Give the data again exactly as it is written.

------------------------------------------------

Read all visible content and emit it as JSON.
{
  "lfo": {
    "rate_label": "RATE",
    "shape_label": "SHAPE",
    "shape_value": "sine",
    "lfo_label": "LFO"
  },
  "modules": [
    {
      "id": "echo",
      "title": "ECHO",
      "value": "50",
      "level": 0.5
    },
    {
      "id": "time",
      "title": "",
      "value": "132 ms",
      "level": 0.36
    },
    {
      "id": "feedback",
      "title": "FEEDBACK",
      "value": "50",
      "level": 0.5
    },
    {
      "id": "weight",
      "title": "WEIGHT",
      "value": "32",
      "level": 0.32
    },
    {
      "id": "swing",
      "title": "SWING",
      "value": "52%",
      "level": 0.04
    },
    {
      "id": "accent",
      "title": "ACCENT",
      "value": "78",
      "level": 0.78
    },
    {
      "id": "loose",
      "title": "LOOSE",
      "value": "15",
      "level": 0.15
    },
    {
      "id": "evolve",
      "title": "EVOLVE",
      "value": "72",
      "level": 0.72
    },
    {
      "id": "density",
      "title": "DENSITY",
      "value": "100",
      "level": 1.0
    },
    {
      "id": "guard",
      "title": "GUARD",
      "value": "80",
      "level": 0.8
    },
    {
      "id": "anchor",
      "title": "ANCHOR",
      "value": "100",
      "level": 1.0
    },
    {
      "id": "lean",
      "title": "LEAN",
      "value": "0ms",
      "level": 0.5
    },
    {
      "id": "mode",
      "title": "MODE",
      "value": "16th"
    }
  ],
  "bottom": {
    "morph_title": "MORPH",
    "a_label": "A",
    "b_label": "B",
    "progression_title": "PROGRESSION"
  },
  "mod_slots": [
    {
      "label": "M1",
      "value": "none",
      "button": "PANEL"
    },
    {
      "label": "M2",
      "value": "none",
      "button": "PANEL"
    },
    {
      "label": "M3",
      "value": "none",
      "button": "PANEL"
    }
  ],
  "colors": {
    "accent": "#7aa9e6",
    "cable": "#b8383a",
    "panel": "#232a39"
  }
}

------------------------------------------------

- **RESULT FOR THIS EXERCISE**
Read all visible content and emit it as JSON.
{
  "lfo": {
    "rate_label": "RATE",
    "shape_label": "SHAPE",
    "shape_value": "sine",
    "lfo_label": "LFO"
  },
  "modules": [
    {
      "id": "echo",
      "title": "ECHO",
      "value": "50",
      "level": 0.5
    },
    {
      "id": "time",
      "title": "",
      "value": "132 ms",
      "level": 0.36
    },
    {
      "id": "feedback",
      "title": "FEEDBACK",
      "value": "50",
      "level": 0.5
    },
    {
      "id": "weight",
      "title": "WEIGHT",
      "value": "32",
      "level": 0.32
    },
    {
      "id": "swing",
      "title": "SWING",
      "value": "52%",
      "level": 0.04
    },
    {
      "id": "accent",
      "title": "ACCENT",
      "value": "78",
      "level": 0.78
    },
    {
      "id": "loose",
      "title": "LOOSE",
      "value": "15",
      "level": 0.15
    },
    {
      "id": "evolve",
      "title": "EVOLVE",
      "value": "72",
      "level": 0.72
    },
    {
      "id": "density",
      "title": "DENSITY",
      "value": "100",
      "level": 1.0
    },
    {
      "id": "guard",
      "title": "GUARD",
      "value": "80",
      "level": 0.8
    },
    {
      "id": "anchor",
      "title": "ANCHOR",
      "value": "100",
      "level": 1.0
    },
    {
      "id": "lean",
      "title": "LEAN",
      "value": "0ms",
      "level": 0.5
    },
    {
      "id": "mode",
      "title": "MODE",
      "value": "16th"
    }
  ],
  "bottom": {
    "morph_title": "MORPH",
    "a_label": "A",
    "b_label": "B",
    "progression_title": "PROGRESSION"
  },
  "mod_slots": [
    {
      "label": "M1",
      "value": "none",
      "button": "PANEL"
    },
    {
      "label": "M2",
      "value": "none",
      "button": "PANEL"
    },
    {
      "label": "M3",
      "value": "none",
      "button": "PANEL"
    }
  ],
  "colors": {
    "accent": "#7aa9e6",
    "cable": "#b8383a",
    "panel": "#232a39"
  }
}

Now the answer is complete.